• **Your objective**:
The word "content" marks the lines to find; copy every such line from the data below.

• **Records for this exercise**:
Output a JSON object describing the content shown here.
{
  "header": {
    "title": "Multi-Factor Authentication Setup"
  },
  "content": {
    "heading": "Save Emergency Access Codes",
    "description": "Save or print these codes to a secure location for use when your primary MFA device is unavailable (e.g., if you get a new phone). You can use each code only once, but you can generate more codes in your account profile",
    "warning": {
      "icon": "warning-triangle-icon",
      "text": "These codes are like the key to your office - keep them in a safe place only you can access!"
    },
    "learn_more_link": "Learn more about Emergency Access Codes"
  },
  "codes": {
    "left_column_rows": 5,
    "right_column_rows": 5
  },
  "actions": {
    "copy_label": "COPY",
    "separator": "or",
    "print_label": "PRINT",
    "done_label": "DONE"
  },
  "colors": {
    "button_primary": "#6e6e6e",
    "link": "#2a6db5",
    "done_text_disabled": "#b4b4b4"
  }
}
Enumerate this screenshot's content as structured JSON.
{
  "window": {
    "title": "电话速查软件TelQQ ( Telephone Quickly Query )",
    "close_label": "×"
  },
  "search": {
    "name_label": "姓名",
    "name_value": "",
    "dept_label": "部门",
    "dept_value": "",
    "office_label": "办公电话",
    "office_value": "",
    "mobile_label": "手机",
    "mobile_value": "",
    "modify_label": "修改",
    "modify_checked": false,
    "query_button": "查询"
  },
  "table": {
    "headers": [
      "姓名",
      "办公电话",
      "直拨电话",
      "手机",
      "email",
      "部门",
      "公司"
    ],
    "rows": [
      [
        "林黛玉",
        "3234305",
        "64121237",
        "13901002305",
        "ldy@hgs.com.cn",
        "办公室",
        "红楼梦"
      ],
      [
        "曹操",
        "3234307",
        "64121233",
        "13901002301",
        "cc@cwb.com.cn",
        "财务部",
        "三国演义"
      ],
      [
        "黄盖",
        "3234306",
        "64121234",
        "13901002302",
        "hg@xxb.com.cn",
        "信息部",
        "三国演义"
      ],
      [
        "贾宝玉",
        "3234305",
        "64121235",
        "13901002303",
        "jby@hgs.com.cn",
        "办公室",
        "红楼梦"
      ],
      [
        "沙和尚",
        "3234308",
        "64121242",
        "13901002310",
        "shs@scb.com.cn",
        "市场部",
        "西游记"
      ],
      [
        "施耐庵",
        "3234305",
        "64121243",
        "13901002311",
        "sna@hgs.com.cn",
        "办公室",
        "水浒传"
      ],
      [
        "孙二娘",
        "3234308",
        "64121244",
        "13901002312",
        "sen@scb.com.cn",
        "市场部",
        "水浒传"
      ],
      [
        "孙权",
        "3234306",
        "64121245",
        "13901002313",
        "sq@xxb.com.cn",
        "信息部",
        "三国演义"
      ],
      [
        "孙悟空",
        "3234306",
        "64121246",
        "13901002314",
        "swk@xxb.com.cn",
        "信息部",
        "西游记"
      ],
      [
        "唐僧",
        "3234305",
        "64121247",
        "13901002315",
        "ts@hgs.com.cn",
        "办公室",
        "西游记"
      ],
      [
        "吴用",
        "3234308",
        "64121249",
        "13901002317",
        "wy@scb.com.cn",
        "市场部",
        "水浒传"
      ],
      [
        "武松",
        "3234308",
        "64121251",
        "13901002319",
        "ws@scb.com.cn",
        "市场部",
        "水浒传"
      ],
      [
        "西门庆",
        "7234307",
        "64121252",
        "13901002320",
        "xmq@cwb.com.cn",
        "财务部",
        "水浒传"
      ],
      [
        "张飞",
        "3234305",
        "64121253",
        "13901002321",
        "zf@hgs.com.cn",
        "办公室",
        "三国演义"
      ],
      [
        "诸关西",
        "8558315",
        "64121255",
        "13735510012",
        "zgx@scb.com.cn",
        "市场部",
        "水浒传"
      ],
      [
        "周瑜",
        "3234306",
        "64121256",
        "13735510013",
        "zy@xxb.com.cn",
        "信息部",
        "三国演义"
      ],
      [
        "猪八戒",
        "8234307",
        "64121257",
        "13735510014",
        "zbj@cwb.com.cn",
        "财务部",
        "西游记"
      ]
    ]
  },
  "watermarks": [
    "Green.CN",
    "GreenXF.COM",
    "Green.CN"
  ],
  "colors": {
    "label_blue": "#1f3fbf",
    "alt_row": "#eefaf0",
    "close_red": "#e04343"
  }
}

• **Response to this task**:
Output a JSON object describing the content shown here.
  "content": {
Enumerate this screenshot's content as structured JSON.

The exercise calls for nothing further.